Squamous cell carcinoma of the head and neck, particularly basaloid squamous cell carcinoma, may be difficult to distinguish from high-grade adenoid cystic carcinoma. Evidence of human papilloma virus (HPV) infection, particularly HPV 16, is frequently found in non-keratinizing oropharyngeal squamous cell carcinoma. Immunoreactivity for p16, a surrogate marker for HPV infection, often parallels the HPV infection status in oropharyngeal squamous cell carcinoma. However, the incidence and correlation between p16 expression and HPV infection in high-grade adenoid cystic carcinoma is unknown. Sixteen cases of high-grade adenoid cystic carcinoma, three cases of dedifferentiated adenoid cystic carcinoma and eight cases of low-/intermediate-grade adenoid cystic carcinoma were identified for inclusion in the study. All cases were tested by immunohistochemistry for p16 expression and in situ hybridization for high-and low-risk HPV. Eight cases (100%) of low-to-intermediate-grade adenoid cystic carcinoma were focally positive for p16, all of which were negative for HPV. In all, 14 of 16 cases (88%) of high-grade adenoid cystic carcinoma and three cases (100%) of dedifferentiated adenoid cystic carcinoma were positive for p16; strong and diffuse staining was noted in three cases (3 of 19, 16%). Two cases (11%) of high-grade adenoid cystic carcinoma, which were also diffusely positive for p16, showed the presence of high-risk HPV. These findings suggest that the presence of HPV infection in high-grade adenoid cystic carcinoma is infrequent, even in the presence of p16 immunostaining. Nevertheless, HPV positivity should not be used to exclude the possibility of high-grade adenoid cystic carcinoma when the differential diagnosis includes squamous cell carcinoma. Moreover, although p16 overexpression is often used as a surrogate marker for HPV in squamous cell carcinoma, it cannot be used in this manner in high-grade adenoid cystic carcinoma.

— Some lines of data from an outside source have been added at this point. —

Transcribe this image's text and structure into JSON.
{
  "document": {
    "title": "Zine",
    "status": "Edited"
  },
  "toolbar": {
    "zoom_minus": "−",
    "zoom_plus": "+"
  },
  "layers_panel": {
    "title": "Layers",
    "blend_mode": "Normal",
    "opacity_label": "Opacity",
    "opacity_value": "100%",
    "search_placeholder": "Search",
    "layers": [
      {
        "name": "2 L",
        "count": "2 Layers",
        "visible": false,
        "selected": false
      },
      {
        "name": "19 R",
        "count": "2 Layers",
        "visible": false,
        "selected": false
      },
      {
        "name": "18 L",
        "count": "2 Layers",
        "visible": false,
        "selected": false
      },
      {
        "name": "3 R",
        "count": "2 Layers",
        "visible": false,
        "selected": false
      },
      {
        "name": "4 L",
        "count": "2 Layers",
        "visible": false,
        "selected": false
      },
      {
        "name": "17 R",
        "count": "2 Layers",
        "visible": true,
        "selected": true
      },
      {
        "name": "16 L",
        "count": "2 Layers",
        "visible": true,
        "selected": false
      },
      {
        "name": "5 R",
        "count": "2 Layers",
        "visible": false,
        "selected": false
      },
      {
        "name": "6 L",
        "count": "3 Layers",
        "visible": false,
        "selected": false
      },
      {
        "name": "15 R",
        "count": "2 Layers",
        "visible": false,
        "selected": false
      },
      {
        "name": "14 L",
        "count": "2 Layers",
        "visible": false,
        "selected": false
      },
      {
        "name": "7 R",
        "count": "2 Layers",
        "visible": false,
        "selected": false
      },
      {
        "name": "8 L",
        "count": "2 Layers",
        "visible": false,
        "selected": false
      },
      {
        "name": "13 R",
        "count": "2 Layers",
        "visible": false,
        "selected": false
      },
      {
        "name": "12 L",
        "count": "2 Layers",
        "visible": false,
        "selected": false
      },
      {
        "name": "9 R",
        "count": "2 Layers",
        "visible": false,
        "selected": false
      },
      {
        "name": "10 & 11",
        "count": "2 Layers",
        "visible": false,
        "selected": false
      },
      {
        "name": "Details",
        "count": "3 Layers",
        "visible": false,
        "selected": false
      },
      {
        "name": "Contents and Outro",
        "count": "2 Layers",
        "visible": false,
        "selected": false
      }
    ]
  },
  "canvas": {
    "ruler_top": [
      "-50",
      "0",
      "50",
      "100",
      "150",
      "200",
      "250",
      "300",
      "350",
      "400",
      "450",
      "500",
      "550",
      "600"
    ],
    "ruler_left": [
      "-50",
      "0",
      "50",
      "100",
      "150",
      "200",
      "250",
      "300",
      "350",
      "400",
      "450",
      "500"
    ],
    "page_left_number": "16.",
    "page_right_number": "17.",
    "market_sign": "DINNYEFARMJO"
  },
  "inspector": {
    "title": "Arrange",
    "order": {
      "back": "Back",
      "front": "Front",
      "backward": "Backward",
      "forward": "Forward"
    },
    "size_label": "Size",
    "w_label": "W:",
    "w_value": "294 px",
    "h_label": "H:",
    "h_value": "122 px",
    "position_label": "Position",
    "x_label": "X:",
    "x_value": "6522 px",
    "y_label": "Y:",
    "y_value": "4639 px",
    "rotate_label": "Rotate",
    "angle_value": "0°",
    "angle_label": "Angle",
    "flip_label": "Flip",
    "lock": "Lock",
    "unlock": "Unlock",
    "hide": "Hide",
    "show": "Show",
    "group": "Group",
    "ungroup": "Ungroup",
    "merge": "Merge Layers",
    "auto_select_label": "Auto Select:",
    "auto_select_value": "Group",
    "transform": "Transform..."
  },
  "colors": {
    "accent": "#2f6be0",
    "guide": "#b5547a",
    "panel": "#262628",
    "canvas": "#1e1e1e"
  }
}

- adenoid cystic carcinoma
ASJC Scopus subject areas
- Pathology and Forensic Medicine